If we manage to get that support, then we can re-launch it.
Bird menace remains a serious problem with nine cases of bird-hits being reported last year. What steps are you taking to prevent such incidents, especially, since slum settlements and meat shops are seen to be re-emerging around the airport?
This problem is persisting since the airport is located in the heart of the city.
The law states that butcher shops and slaughter houses should not be present within 10-km radius of an airport.
But we cannot force people out of the area. Bhubaneswar Municipal Corporation (BMC), being the law enforcement agency, must shift them to an alternative location. But they also have to follow certain guidelines before taking action.
So, are you not getting adequate support from the BMC?
We have regular meetings with BMC officials and they have extended a lot of support to us.
We also conduct joint inspection drives. However, results have not been up to our expectations. We need to work harder.
The BMC commissioner and chief secretary have been most helpful, but we cannot expect things to improve overnight.
The hygiene and sanitation awareness among people is lacking.
Any plans for generating revenue for the state?
We are planning to start cargo services.
It has potential to generate lot of revenue for the state government and employment for local people.
At present, since the cargo is routed via Hyderabad, Vizag or Calcutta, the state government has been making losses.
Progressive and practical
Sharad Kumar, 43, is the director of the Biju Patnaik Airport in Bhubaneswar
He was born and brought up in Mathura, Uttar Pradesh, and completed schooling and intermediate studies from there
He then moved to Surat, Gujarat, to pursue a degree in civil engineering at the Sardar Vallabhbhai National Institute of Technology, formerly known as Regional Engineering College, Surat
After completing BTech in 1988, Kumar served as a lecturer at a local college. In 1990, he joined the Airports Authority of India. He has over two decades of experience in airport planning, maintenance and execution of construction, modification and expansion of airport projects
He has been posted in several key positions in different parts of the country including Mumbai, Jammu and Kashmir, Goa and Nagpur
He also holds an MTech degree in environmental engineering on airport development projects from the Visvesvaraya National Institute of Technology and has done his MBA from the Indira Gandhi National Open University

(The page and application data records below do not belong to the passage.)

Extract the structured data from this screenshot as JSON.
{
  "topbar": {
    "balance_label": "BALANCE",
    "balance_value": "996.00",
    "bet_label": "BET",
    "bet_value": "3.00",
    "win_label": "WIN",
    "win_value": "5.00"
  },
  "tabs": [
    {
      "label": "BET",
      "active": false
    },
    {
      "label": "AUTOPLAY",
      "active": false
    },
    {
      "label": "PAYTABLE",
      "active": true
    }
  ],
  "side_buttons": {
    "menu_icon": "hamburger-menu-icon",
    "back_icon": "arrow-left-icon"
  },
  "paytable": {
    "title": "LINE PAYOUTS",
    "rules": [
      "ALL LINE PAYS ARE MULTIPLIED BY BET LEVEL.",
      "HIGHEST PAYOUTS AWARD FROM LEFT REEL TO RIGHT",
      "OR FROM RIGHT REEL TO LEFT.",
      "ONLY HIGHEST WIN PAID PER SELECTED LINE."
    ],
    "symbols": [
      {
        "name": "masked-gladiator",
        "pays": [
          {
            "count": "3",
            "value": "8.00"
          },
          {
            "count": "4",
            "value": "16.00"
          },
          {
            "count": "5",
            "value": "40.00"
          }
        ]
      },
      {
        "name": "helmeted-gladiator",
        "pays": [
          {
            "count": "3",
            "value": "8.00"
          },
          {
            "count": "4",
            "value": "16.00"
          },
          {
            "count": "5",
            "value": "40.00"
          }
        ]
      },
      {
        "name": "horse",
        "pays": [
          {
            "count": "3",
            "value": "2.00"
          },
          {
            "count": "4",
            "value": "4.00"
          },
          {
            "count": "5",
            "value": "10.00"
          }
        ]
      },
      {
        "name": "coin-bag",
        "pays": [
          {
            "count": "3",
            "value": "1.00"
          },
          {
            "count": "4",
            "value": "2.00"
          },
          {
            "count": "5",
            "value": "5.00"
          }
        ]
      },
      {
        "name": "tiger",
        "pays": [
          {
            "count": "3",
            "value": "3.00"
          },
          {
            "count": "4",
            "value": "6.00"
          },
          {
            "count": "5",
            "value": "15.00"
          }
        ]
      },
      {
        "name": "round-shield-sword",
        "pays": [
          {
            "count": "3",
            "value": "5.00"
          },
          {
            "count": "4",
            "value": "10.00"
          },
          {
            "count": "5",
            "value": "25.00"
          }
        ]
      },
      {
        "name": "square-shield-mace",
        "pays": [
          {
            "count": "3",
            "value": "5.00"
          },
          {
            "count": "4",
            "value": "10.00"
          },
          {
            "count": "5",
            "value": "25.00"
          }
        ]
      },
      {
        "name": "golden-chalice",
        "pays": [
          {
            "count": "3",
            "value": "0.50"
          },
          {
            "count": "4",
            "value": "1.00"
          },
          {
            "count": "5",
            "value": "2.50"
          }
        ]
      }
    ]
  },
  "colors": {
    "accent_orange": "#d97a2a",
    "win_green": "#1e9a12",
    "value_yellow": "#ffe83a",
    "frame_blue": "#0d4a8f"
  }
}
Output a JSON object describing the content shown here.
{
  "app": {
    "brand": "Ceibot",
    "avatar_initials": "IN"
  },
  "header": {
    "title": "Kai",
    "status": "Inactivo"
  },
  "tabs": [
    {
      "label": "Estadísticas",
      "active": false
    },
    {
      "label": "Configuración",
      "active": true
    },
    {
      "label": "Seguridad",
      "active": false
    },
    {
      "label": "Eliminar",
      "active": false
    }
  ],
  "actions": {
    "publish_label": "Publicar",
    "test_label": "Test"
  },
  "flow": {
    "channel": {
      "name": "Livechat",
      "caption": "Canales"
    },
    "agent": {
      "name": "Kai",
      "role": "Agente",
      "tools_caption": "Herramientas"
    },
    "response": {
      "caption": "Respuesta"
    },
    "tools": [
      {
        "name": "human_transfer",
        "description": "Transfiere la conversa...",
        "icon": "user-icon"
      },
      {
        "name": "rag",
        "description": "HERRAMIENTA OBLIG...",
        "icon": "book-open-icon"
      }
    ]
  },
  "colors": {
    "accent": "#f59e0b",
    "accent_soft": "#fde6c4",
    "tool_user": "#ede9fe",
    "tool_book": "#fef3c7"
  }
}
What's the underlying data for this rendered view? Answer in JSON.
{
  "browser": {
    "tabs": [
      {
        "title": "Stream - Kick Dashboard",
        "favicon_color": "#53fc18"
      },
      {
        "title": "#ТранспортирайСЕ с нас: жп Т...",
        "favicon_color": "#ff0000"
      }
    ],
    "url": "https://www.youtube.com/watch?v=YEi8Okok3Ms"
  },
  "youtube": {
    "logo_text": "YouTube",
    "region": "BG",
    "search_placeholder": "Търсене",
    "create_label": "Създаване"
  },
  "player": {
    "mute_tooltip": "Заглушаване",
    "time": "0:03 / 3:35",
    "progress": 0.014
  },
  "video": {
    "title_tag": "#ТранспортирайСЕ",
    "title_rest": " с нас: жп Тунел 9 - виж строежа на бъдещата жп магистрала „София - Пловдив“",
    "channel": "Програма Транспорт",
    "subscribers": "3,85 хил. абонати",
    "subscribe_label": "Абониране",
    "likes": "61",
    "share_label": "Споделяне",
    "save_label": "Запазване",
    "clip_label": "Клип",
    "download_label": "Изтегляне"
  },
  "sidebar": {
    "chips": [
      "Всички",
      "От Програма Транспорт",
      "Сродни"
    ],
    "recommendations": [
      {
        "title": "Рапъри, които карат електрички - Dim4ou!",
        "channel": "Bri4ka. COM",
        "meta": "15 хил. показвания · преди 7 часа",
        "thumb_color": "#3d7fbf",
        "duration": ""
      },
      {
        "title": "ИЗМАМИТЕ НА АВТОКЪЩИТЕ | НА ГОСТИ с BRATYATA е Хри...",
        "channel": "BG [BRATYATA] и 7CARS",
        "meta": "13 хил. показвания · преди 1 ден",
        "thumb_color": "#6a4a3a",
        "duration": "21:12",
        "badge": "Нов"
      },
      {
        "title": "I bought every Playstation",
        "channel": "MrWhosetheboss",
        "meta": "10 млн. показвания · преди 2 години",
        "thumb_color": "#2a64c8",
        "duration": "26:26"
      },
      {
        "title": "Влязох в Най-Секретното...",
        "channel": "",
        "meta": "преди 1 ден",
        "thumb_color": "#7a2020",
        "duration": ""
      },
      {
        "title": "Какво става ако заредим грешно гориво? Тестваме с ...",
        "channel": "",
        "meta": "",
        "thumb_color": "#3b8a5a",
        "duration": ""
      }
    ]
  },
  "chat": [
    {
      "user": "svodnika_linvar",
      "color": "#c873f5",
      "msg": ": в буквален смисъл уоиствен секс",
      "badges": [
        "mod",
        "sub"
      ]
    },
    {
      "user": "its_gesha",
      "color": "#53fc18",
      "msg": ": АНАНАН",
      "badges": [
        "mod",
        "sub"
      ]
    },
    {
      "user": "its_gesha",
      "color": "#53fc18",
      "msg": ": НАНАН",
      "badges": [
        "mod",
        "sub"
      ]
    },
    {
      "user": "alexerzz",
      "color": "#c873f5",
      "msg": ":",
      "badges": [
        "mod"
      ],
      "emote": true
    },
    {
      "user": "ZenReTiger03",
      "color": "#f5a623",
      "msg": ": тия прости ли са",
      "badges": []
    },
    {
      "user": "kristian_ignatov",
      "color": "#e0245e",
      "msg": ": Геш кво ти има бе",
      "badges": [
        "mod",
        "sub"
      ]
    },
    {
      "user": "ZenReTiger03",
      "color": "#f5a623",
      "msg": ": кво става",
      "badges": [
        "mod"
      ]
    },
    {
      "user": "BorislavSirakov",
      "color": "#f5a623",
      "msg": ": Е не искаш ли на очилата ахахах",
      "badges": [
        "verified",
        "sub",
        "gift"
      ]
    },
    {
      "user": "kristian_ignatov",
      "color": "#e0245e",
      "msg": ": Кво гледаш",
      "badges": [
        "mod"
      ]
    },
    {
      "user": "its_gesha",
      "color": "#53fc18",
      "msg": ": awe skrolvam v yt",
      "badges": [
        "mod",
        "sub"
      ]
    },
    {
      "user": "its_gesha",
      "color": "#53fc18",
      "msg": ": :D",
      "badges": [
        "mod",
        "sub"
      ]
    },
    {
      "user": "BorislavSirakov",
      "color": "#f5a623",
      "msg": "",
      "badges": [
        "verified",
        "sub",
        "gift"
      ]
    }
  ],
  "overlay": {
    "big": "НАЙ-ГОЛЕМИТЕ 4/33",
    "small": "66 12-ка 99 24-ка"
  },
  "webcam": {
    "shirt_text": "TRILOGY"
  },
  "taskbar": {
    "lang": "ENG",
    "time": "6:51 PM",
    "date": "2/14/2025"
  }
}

Kumar, who held the position of joint general manager (civil engineering) in AAI before taking over as Bhubaneswar airport director, is credited with the construction of Greenfield Airport at Pakyong, Sikkim
What would you have been had you not been an engineer?
I would have been a professor in an engineering college.
I taught for a couple of years before joining the aviation sector.
But as a child, I had several ambitions, imagined a lot of careers for myself.
At one point I wished to become a spiritual guru. Then I thought of becoming a sportsperson since I used to play table tennis a lot.
But as I grew older, I started taking academics seriously and ended becoming an engineer and then a lecturer of an engineering college. Subsequently, I landed a job in aviation sector.